Let’s talk fashion politics. With transparency trending as one of the words shaping the future of fashion, there has been an increase in brands embracing supply chain transparency. Using data to develop eco and socially conscious supply chains, future-forward brands are not only looking to establish trust with the more mindful shopper, but are also adopting a more ethical approach to take control of their supply chain to tackle issues like sustainability.
How Brands Are Transforming Supply Chains
With supply chain traceability starting to empower brands to embrace openness, sourcing management tools are beginning to become instrumental when it comes to brands gaining (back) consumer trust. Adoption of supply chain transparency is becoming more accessible thanks to companies like Suuchi Inc. Utilizing an eco-friendly process, Suuchi uses a vertically integrated supply chain, that allows for every stage of production to be done in-house. The main advantage being that Suuchi is able to offer the quickest turnaround time at the highest quality.
Another company making adoption easier is Sourcemap. They use data-mapping technology to provide a software platform that helps fashion brands take inventory of their environmental and human impact. The software platform also enables brands to account for more “hard-to-measure social risks,” including factory-safety regulations and providing workers with livable wages.
As pressure on big brands to clean up their supply chains increases, we are starting to witness various fashion companies adopting trend-driven approaches that allow them to take significant steps to tackle sustainability and improve industry practices. One of those brands is Wrangler. With supply chain management at its core, the apparel company has been reported to be focusing its efforts on a circular supply chain, with its sights on a cradle to cradle supply chain.
Championing issues that go beyond their brand, Wrangler, an active member of the Better Cotton Initiative, started a sustainable cotton coalition in 2017 to help the apparel industry shift towards a sustainable alternative. By investing in finding new sustainable innovations Wrangler hopes to advance industry practices, reduce its impact, and strengthen its supply chain. They expect that through supply chain innovation, they will be able to reduce the effect of its primary materials by 2025.
Another company concentrating on circularity, transparency and supply chain efficiencies is Dyecoo. Partnering up with companies like Nike and IKEA, their innovation, which was awarded at the Circular Economy awards, is introducing technology that uses reclaimed CO₂ as the dyeing medium in a closed loop process. It is a process of dyeing that uses no water at all, and no chemicals other than the dyes themselves.

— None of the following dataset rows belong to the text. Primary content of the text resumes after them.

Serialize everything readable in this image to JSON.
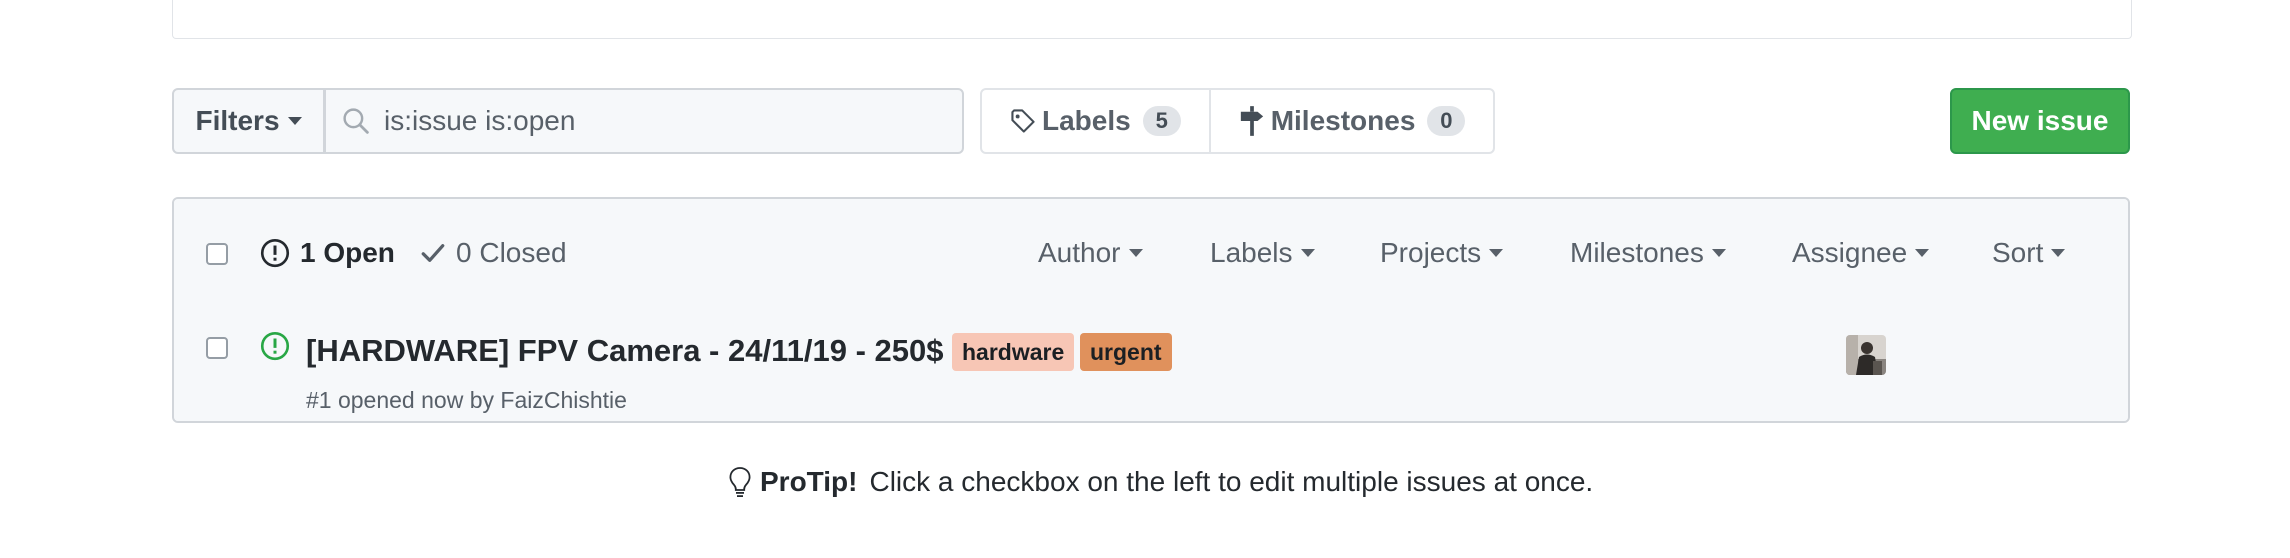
{
  "toolbar": {
    "filters_label": "Filters",
    "search_value": "is:issue is:open",
    "labels_label": "Labels",
    "labels_count": "5",
    "milestones_label": "Milestones",
    "milestones_count": "0",
    "new_issue_label": "New issue"
  },
  "list_header": {
    "open_label": "1 Open",
    "closed_label": "0 Closed",
    "filters": [
      "Author",
      "Labels",
      "Projects",
      "Milestones",
      "Assignee",
      "Sort"
    ]
  },
  "issues": [
    {
      "title": "[HARDWARE] FPV Camera - 24/11/19 - 250$",
      "labels": [
        {
          "name": "hardware",
          "color": "#f7c6b5"
        },
        {
          "name": "urgent",
          "color": "#e0915c"
        }
      ],
      "meta_prefix": "#1 opened now by ",
      "author": "FaizChishtie"
    }
  ],
  "protip": {
    "title": "ProTip!",
    "text": "Click a checkbox on the left to edit multiple issues at once."
  },
  "colors": {
    "accent_green": "#3fae50",
    "open_icon_green": "#28a745"
  }
}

Then there is a California-based company Patagonia. They are famously known for applying a circular economy and being open when it comes to transparency of their supply chain. The good news is that the environmentally conscious company is not alone in leading the change towards a more sustainable fashion and design industry; there is also North Face. They have been investing in circular economy with their Renewed Program designed to reduce waste by remaking refurbished clothing. With sustainability in their DNA, North Face has become the logical choice for consumers who enjoy “outdoor” sports.
The Future Is All About The Connected Supply Chain
It comes as no surprise that technology is one of the tools being used to drive transparency within the fashion industry. Blockchain and IoT are two advancing technologies that have been creating opportunities for an end-to-end connected and transparent fashion supply chain.
The connected supply chain makes it possible to access information across the entire value chain. It can also generate vast digital information, where analytics can be used to establish circular insights that enable more predictive ways of working. One of the technologies playing a more central role is the use of RFID tags. They are allowing brands to have access to instant traceability, improved inventory management and automated recycling.
Taking a closer look at the sustainable impact of the connected supply chain is that it can enable more efficient recycling by, for example, separating cotton clothes from polyester ones. It will improve logistics, inventory management and planning of collections contributing to less waste, obsolete items and greenhouse gas emissions. Enabling transparency and instant tracking, the connected supply chain gives brands, and consumers access to information about under which conditions a particular piece of clothing was manufactured, enabling more well-informed purchase decisions.
Like any technology, there are challenges to overcome like privacy and safety, but in the end, what it comes down to is finding the right balance that allows both brands and consumers to establish digital trust throughout the connected supply chain.